* EXERCISE
Report each line of the records where "manual" occurs.

[DATA SECTION Boundary: Start]

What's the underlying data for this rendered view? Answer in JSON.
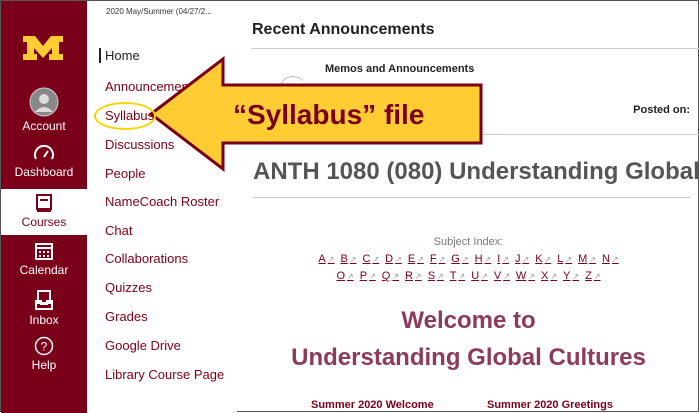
{
  "global_nav": {
    "items": [
      {
        "label": "Account",
        "icon": "account-icon"
      },
      {
        "label": "Dashboard",
        "icon": "dashboard-icon"
      },
      {
        "label": "Courses",
        "icon": "courses-icon",
        "active": true
      },
      {
        "label": "Calendar",
        "icon": "calendar-icon"
      },
      {
        "label": "Inbox",
        "icon": "inbox-icon"
      },
      {
        "label": "Help",
        "icon": "help-icon"
      }
    ],
    "logo": "university-m-logo",
    "colors": {
      "maroon": "#7a0019",
      "gold": "#ffcc33"
    }
  },
  "course_nav": {
    "term": "2020 May/Summer (04/27/2...",
    "items": [
      {
        "label": "Home"
      },
      {
        "label": "Announcements"
      },
      {
        "label": "Syllabus"
      },
      {
        "label": "Discussions"
      },
      {
        "label": "People"
      },
      {
        "label": "NameCoach Roster"
      },
      {
        "label": "Chat"
      },
      {
        "label": "Collaborations"
      },
      {
        "label": "Quizzes"
      },
      {
        "label": "Grades"
      },
      {
        "label": "Google Drive"
      },
      {
        "label": "Library Course Page"
      }
    ]
  },
  "main": {
    "recent_heading": "Recent Announcements",
    "memos": "Memos and Announcements",
    "posted_on": "Posted on:",
    "course_title": "ANTH 1080 (080) Understanding Global ...",
    "subject_index": "Subject Index:",
    "alpha_row1": [
      "A",
      "B",
      "C",
      "D",
      "E",
      "F",
      "G",
      "H",
      "I",
      "J",
      "K",
      "L",
      "M",
      "N"
    ],
    "alpha_row2": [
      "O",
      "P",
      "Q",
      "R",
      "S",
      "T",
      "U",
      "V",
      "W",
      "X",
      "Y",
      "Z"
    ],
    "welcome_line1": "Welcome to",
    "welcome_line2": "Understanding Global Cultures",
    "video_left": "Summer 2020 Welcome",
    "video_right": "Summer 2020 Greetings"
  },
  "callout": {
    "text": "“Syllabus” file",
    "colors": {
      "fill": "#ffcc33",
      "stroke": "#7a0019"
    }
  }
}
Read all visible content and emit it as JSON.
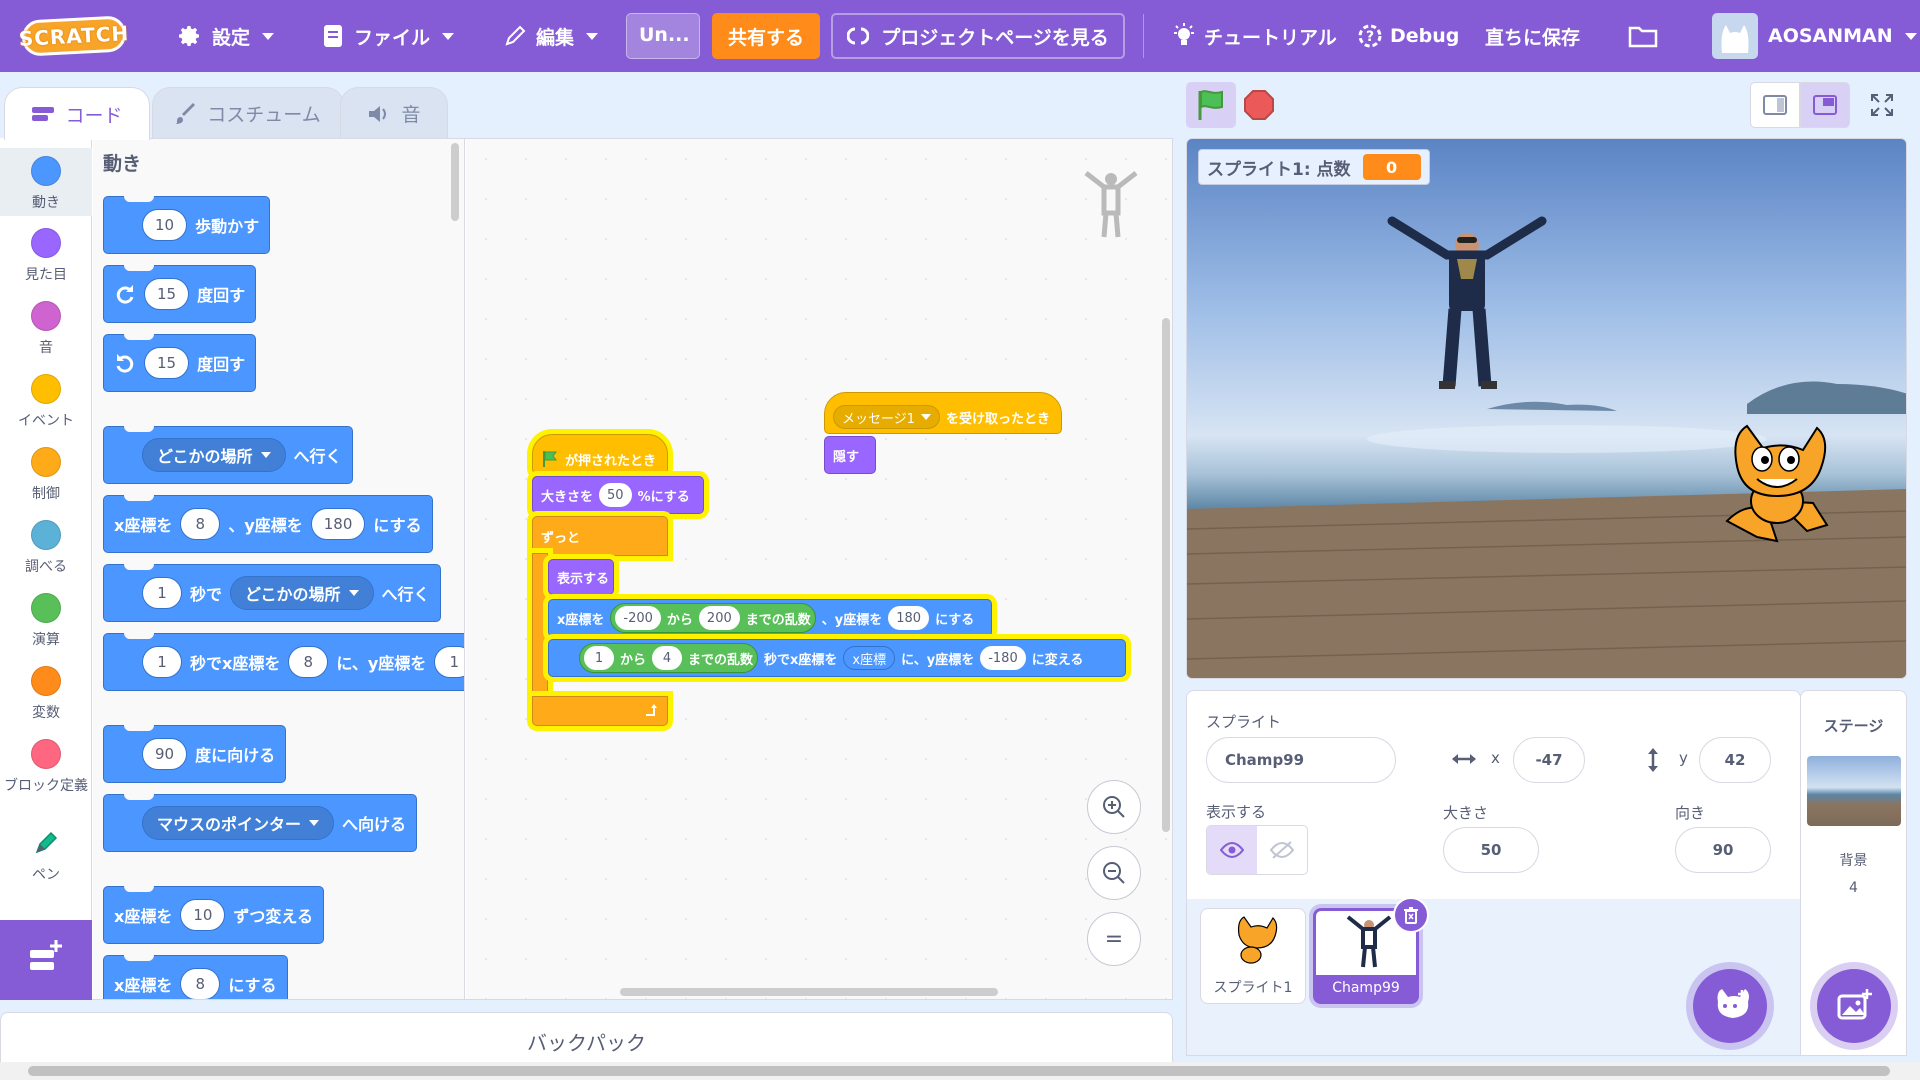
{
  "menu": {
    "logo": "SCRATCH",
    "settings": "設定",
    "file": "ファイル",
    "edit": "編集",
    "project_title": "Un...",
    "share": "共有する",
    "see_project_page": "プロジェクトページを見る",
    "tutorials": "チュートリアル",
    "debug": "Debug",
    "save_now": "直ちに保存",
    "username": "AOSANMAN"
  },
  "tabs": [
    {
      "label": "コード"
    },
    {
      "label": "コスチューム"
    },
    {
      "label": "音"
    }
  ],
  "categories": [
    {
      "label": "動き",
      "color": "#4c97ff"
    },
    {
      "label": "見た目",
      "color": "#9966ff"
    },
    {
      "label": "音",
      "color": "#cf63cf"
    },
    {
      "label": "イベント",
      "color": "#ffbf00"
    },
    {
      "label": "制御",
      "color": "#ffab19"
    },
    {
      "label": "調べる",
      "color": "#5cb1d6"
    },
    {
      "label": "演算",
      "color": "#59c059"
    },
    {
      "label": "変数",
      "color": "#ff8c1a"
    },
    {
      "label": "ブロック定義",
      "color": "#ff6680"
    },
    {
      "label": "ペン",
      "color": "#0fbd8c"
    }
  ],
  "palette": {
    "heading": "動き",
    "move": {
      "value": "10",
      "text": "歩動かす"
    },
    "turn_right": {
      "value": "15",
      "text": "度回す"
    },
    "turn_left": {
      "value": "15",
      "text": "度回す"
    },
    "goto": {
      "dropdown": "どこかの場所",
      "text": "へ行く"
    },
    "goto_xy": {
      "t1": "x座標を",
      "x": "8",
      "t2": "、y座標を",
      "y": "180",
      "t3": "にする"
    },
    "glide": {
      "secs": "1",
      "t1": "秒で",
      "dropdown": "どこかの場所",
      "t2": "へ行く"
    },
    "glide_xy": {
      "secs": "1",
      "t1": "秒でx座標を",
      "x": "8",
      "t2": "に、y座標を",
      "y": "1"
    },
    "point_dir": {
      "value": "90",
      "text": "度に向ける"
    },
    "point_towards": {
      "dropdown": "マウスのポインター",
      "text": "へ向ける"
    },
    "change_x": {
      "t1": "x座標を",
      "value": "10",
      "t2": "ずつ変える"
    },
    "set_x": {
      "t1": "x座標を",
      "value": "8",
      "t2": "にする"
    }
  },
  "script1": {
    "hat": "が押されたとき",
    "size": {
      "t1": "大きさを",
      "value": "50",
      "t2": "%にする"
    },
    "forever": "ずっと",
    "show": "表示する",
    "setxy": {
      "t1": "x座標を",
      "from": "-200",
      "t2": "から",
      "to": "200",
      "t3": "までの乱数",
      "t4": "、y座標を",
      "y": "180",
      "t5": "にする"
    },
    "glide": {
      "from": "1",
      "t1": "から",
      "to": "4",
      "t2": "までの乱数",
      "t3": "秒でx座標を",
      "x": "x座標",
      "t4": "に、y座標を",
      "y": "-180",
      "t5": "に変える"
    }
  },
  "script2": {
    "hat_dropdown": "メッセージ1",
    "hat_text": "を受け取ったとき",
    "hide": "隠す"
  },
  "workspace_zoom": {
    "in": "+",
    "out": "−",
    "reset": "="
  },
  "backpack": "バックパック",
  "stage": {
    "monitor_label": "スプライト1: 点数",
    "monitor_value": "0"
  },
  "sprite_info": {
    "sprite_label": "スプライト",
    "sprite_name": "Champ99",
    "x_label": "x",
    "x": "-47",
    "y_label": "y",
    "y": "42",
    "show_label": "表示する",
    "size_label": "大きさ",
    "size": "50",
    "direction_label": "向き",
    "direction": "90"
  },
  "sprites": [
    {
      "name": "スプライト1",
      "selected": false
    },
    {
      "name": "Champ99",
      "selected": true
    }
  ],
  "stage_panel": {
    "title": "ステージ",
    "backdrops_label": "背景",
    "backdrops_count": "4"
  }
}
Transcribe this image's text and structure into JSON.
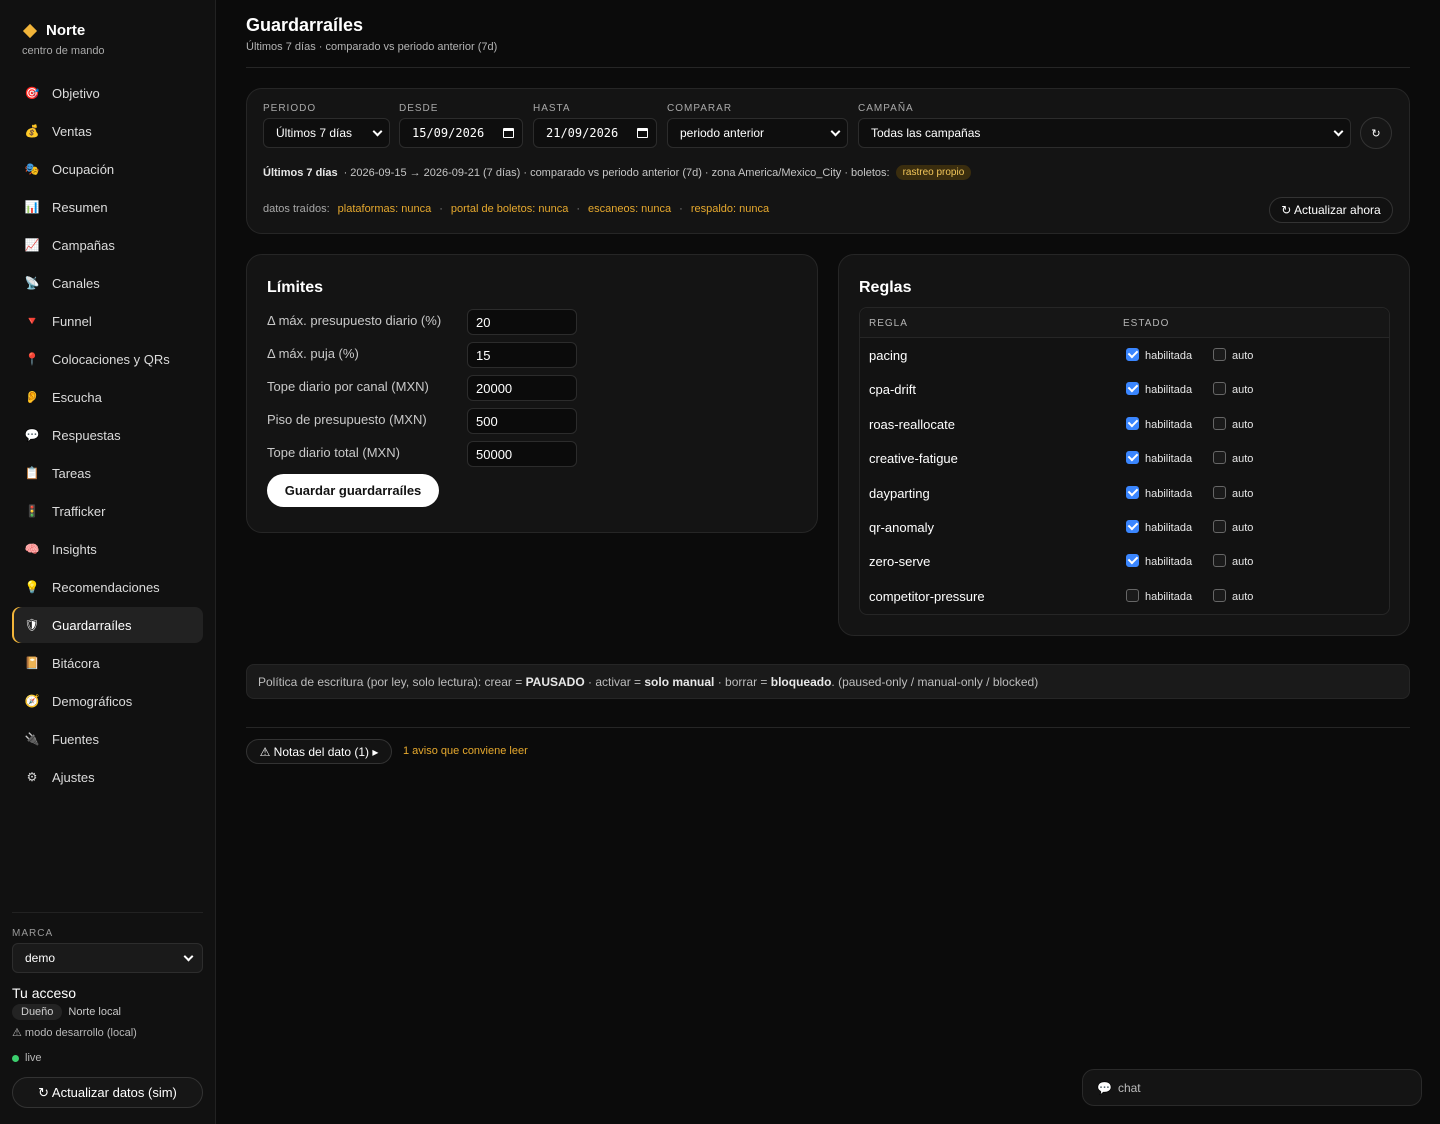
{
  "brand": {
    "name": "Norte",
    "subtitle": "centro de mando"
  },
  "nav": [
    {
      "label": "Objetivo",
      "icon": "🎯"
    },
    {
      "label": "Ventas",
      "icon": "💰"
    },
    {
      "label": "Ocupación",
      "icon": "🎭"
    },
    {
      "label": "Resumen",
      "icon": "📊"
    },
    {
      "label": "Campañas",
      "icon": "📈"
    },
    {
      "label": "Canales",
      "icon": "📡"
    },
    {
      "label": "Funnel",
      "icon": "🔻"
    },
    {
      "label": "Colocaciones y QRs",
      "icon": "📍"
    },
    {
      "label": "Escucha",
      "icon": "👂"
    },
    {
      "label": "Respuestas",
      "icon": "💬"
    },
    {
      "label": "Tareas",
      "icon": "📋"
    },
    {
      "label": "Trafficker",
      "icon": "🚦"
    },
    {
      "label": "Insights",
      "icon": "🧠"
    },
    {
      "label": "Recomendaciones",
      "icon": "💡"
    },
    {
      "label": "Guardarraíles",
      "icon": "🛡"
    },
    {
      "label": "Bitácora",
      "icon": "📔"
    },
    {
      "label": "Demográficos",
      "icon": "🧭"
    },
    {
      "label": "Fuentes",
      "icon": "🔌"
    },
    {
      "label": "Ajustes",
      "icon": "⚙"
    }
  ],
  "sidebar_bottom": {
    "marca_label": "MARCA",
    "marca_value": "demo",
    "acceso_title": "Tu acceso",
    "role": "Dueño",
    "org": "Norte local",
    "dev_mode": "⚠ modo desarrollo (local)",
    "live": "live",
    "refresh_label": "↻ Actualizar datos (sim)"
  },
  "header": {
    "title": "Guardarraíles",
    "subtitle": "Últimos 7 días · comparado vs periodo anterior (7d)"
  },
  "filters": {
    "periodo_label": "PERIODO",
    "periodo_value": "Últimos 7 días",
    "desde_label": "DESDE",
    "desde_value": "15/09/2026",
    "hasta_label": "HASTA",
    "hasta_value": "21/09/2026",
    "comparar_label": "COMPARAR",
    "comparar_value": "periodo anterior",
    "campana_label": "CAMPAÑA",
    "campana_value": "Todas las campañas",
    "refresh_icon": "↻",
    "summary_bold": "Últimos 7 días",
    "summary_text": "· 2026-09-15 → 2026-09-21 (7 días) · comparado vs periodo anterior (7d) · zona America/Mexico_City · boletos:",
    "summary_tag": "rastreo propio",
    "sources_label": "datos traídos:",
    "sources": [
      "plataformas: nunca",
      "portal de boletos: nunca",
      "escaneos: nunca",
      "respaldo: nunca"
    ],
    "sources_sep": "·",
    "update_label": "↻ Actualizar ahora"
  },
  "limits": {
    "title": "Límites",
    "fields": [
      {
        "label": "Δ máx. presupuesto diario (%)",
        "value": "20"
      },
      {
        "label": "Δ máx. puja (%)",
        "value": "15"
      },
      {
        "label": "Tope diario por canal (MXN)",
        "value": "20000"
      },
      {
        "label": "Piso de presupuesto (MXN)",
        "value": "500"
      },
      {
        "label": "Tope diario total (MXN)",
        "value": "50000"
      }
    ],
    "save_label": "Guardar guardarraíles"
  },
  "rules": {
    "title": "Reglas",
    "col_rule": "REGLA",
    "col_state": "ESTADO",
    "enabled_label": "habilitada",
    "auto_label": "auto",
    "rows": [
      {
        "name": "pacing",
        "enabled": true,
        "auto": false
      },
      {
        "name": "cpa-drift",
        "enabled": true,
        "auto": false
      },
      {
        "name": "roas-reallocate",
        "enabled": true,
        "auto": false
      },
      {
        "name": "creative-fatigue",
        "enabled": true,
        "auto": false
      },
      {
        "name": "dayparting",
        "enabled": true,
        "auto": false
      },
      {
        "name": "qr-anomaly",
        "enabled": true,
        "auto": false
      },
      {
        "name": "zero-serve",
        "enabled": true,
        "auto": false
      },
      {
        "name": "competitor-pressure",
        "enabled": false,
        "auto": false
      }
    ]
  },
  "policy": {
    "t1": "Política de escritura (por ley, solo lectura): crear = ",
    "b1": "PAUSADO",
    "t2": " · activar = ",
    "b2": "solo manual",
    "t3": " · borrar = ",
    "b3": "bloqueado",
    "t4": ". (paused-only / manual-only / blocked)"
  },
  "notes": {
    "label": "⚠ Notas del dato (1) ▸",
    "warning": "1 aviso que conviene leer"
  },
  "chat": {
    "icon": "💬",
    "label": "chat"
  }
}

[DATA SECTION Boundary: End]

* ANSWER
    "b2": "solo manual",
    "t4": ". (paused-only / manual-only / blocked)"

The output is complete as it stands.